Refusal to credit payments involves hundreds of dollars, but the late fee is only about $15, Barrett said. But when it is multiplied by thousands, sometimes tens of thousands, it can amount to considerable money for the company, he said.
"These unnecessary fees are not often challenged because the amounts involved are not high. Really, this case is a great illustration of why class actions are so important to consumers when you have high-volume, low-dollar illegalities."
Muhammad said he has read the legal issues involved, "but the thing that disturbed me most was the level of disrespect the company showed their clients. I thought, OK, I'm just not going to take this.
"The odd thing is, a simple apology on a piece of paper would have done it for me," he said. "I always wanted to believe you could resolve most issues out of court with a company."
National City's attorney in Charleston - Bryant Spann at Allen Guthrie McHugh & Thomas - said the company declined to comment for this story.

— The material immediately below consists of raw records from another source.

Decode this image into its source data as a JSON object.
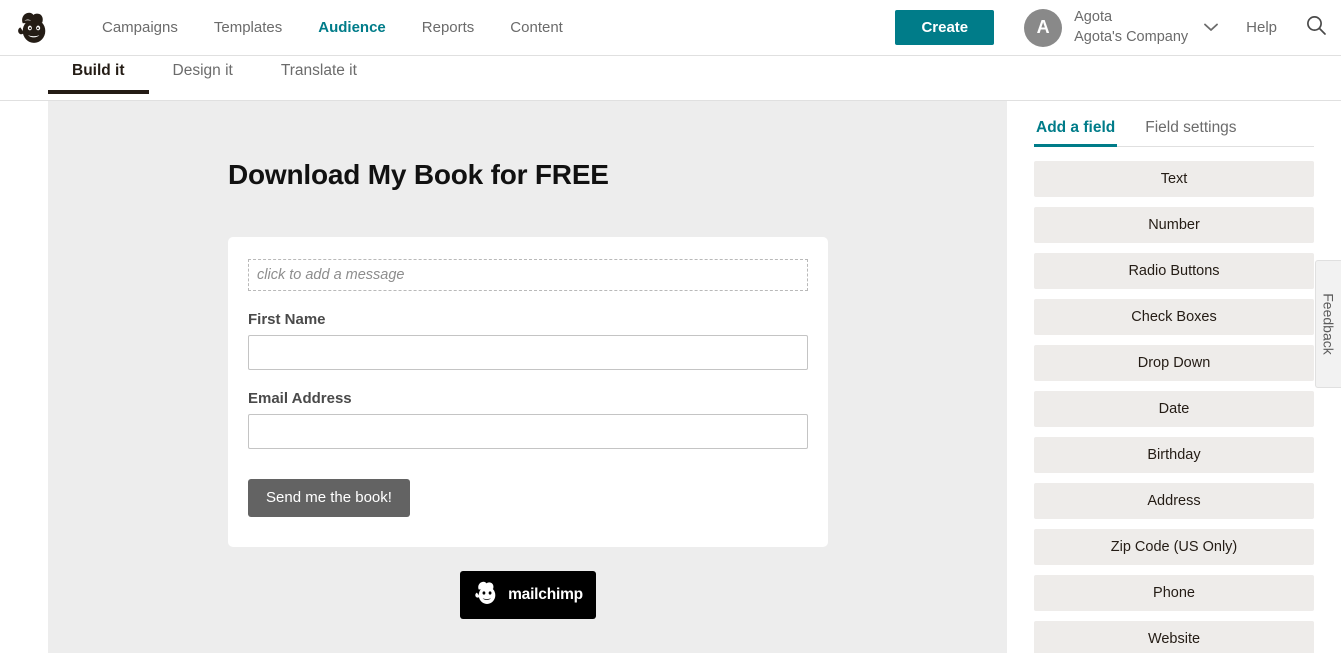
{
  "topbar": {
    "logo_icon": "mailchimp-freddie-logo",
    "nav": [
      {
        "label": "Campaigns",
        "active": false
      },
      {
        "label": "Templates",
        "active": false
      },
      {
        "label": "Audience",
        "active": true
      },
      {
        "label": "Reports",
        "active": false
      },
      {
        "label": "Content",
        "active": false
      }
    ],
    "create_label": "Create",
    "account": {
      "avatar_initial": "A",
      "user_name": "Agota",
      "company_name": "Agota's Company",
      "chevron_icon": "chevron-down-icon"
    },
    "help_label": "Help",
    "search_icon": "search-icon",
    "accent_color": "#007c89"
  },
  "subtabs": [
    {
      "label": "Build it",
      "active": true
    },
    {
      "label": "Design it",
      "active": false
    },
    {
      "label": "Translate it",
      "active": false
    }
  ],
  "preview": {
    "form_title": "Download My Book for FREE",
    "message_placeholder": "click to add a message",
    "fields": [
      {
        "label": "First Name",
        "value": "",
        "type": "text"
      },
      {
        "label": "Email Address",
        "value": "",
        "type": "email"
      }
    ],
    "submit_label": "Send me the book!",
    "badge": {
      "icon": "mailchimp-freddie-logo",
      "wordmark": "mailchimp"
    },
    "background_color": "#ededed",
    "card_color": "#ffffff",
    "submit_color": "#636363"
  },
  "sidebar": {
    "tabs": [
      {
        "label": "Add a field",
        "active": true
      },
      {
        "label": "Field settings",
        "active": false
      }
    ],
    "field_types": [
      {
        "label": "Text"
      },
      {
        "label": "Number"
      },
      {
        "label": "Radio Buttons"
      },
      {
        "label": "Check Boxes"
      },
      {
        "label": "Drop Down"
      },
      {
        "label": "Date"
      },
      {
        "label": "Birthday"
      },
      {
        "label": "Address"
      },
      {
        "label": "Zip Code (US Only)"
      },
      {
        "label": "Phone"
      },
      {
        "label": "Website"
      }
    ]
  },
  "feedback_tab": {
    "label": "Feedback"
  }
}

National City Mortgage's decision to settle may have been influenced by the fact that the company is also contending with other lawsuits, including suits from its own stockholders who allege that company management misled them about the extent of the company's sub-prime mortgage problems.
In the past year, the company has cut dividends by almost half, shut down its wholesale business and laid off at least 1,700 employees, according to filings in the stockholder suits.
Reach Kate Long at http://wvgazette.com/News/contact/xngrybat jitnmrggr pbz return=/News/200812270660 or 304-348-1798